More than a handful have been filed in the US, but there’s also been some action in Australia recently.
In one case, filed last month, GTA V developer Rockstar Games and its parent company Take-Two Interactive are going after several people believed to be linked to the popular “Infamous” cheat.
This lawsuit is notable because the Federal Court of Australia has signed off on several broad enforcement actions. Not only are the defendants restrained from any cheating related activity, they are also the subject of a search and assets freezing order.
The orders are issued against the person or persons known as Christopher Anderson, Cycus Lesser, Sfinktah, Koroush Anderson, and Koroush Jeddian. Per the court’s order, all are prohibited from cheating and can be imprisoned if they refuse to comply.
The associated search order identifies two Melbourne premises. It allows a search party to enter the buildings and search, copy, or remove relevant evidence including any computer, electronic storage device, or documents related to “Infamous.” Any cars that are located at these locations can also be searched.
In addition to the search order, the Federal Court also issued a freezing order preventing the defendants from taking out more money than needed for regular expenses.

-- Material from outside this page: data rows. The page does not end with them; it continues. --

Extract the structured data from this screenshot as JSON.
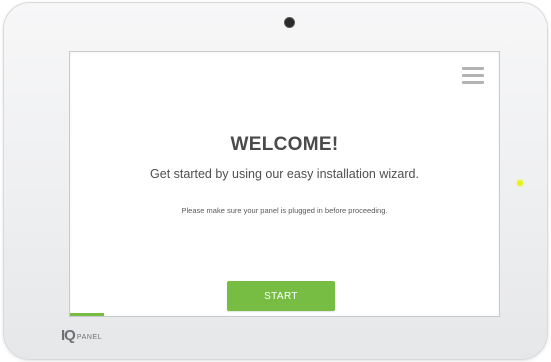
{
  "device": {
    "brand_mark": "IQ",
    "brand_word": "PANEL"
  },
  "screen": {
    "menu_icon": "hamburger-menu-icon",
    "title": "WELCOME!",
    "subtitle": "Get started by using our easy installation wizard.",
    "note": "Please make sure your panel is plugged in before proceeding.",
    "start_label": "START",
    "progress_fraction": 0.08
  },
  "colors": {
    "accent_green": "#78bd43",
    "status_led": "#e9f21c",
    "text_dark": "#4a4a4a"
  }
}
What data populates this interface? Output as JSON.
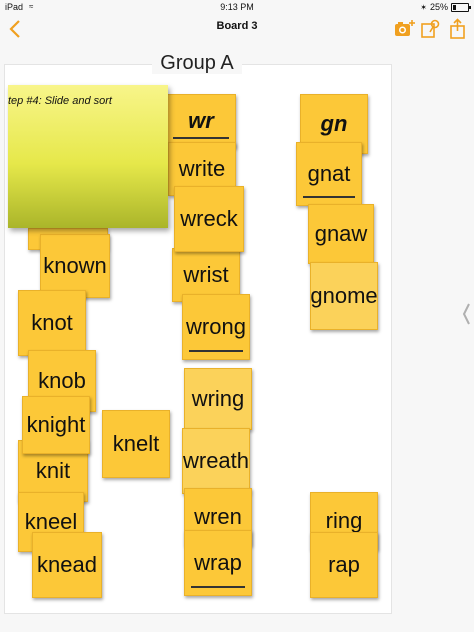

“You must not remove from Australia or in any way dispose of, deal with or diminish the value of any of your assets in Australia (Australian assets) up to the unencumbered value of AU$286,609.80 (the Relevant Amount),” the order states.
This freezing order also applies to any cryptocurrency and other digital currency, including the money stored in the PayPal account that’s assigned to “Christopher Anderson.”
It is likely that Rockstar Games and Take-Two Interactive will try to obtain copyright infringement related damages, and with the freezing order they can make sure that the money isn’t spent beforehand.
The orders in question were initially not disclosed, but that restriction has now been lifted. From the information we have available the searches were carried out late last month. In a follow-up order, the federal court ruled that the freezing and other orders should remain in place for now.
The defendant(s) have yet to file a defense, which is expected later this month. Whatever the outcome, these orders and actions reveal that GTA V’s developer and its parent company are taking cheating rather seriously.
An overview of the various orders is available here (pdf).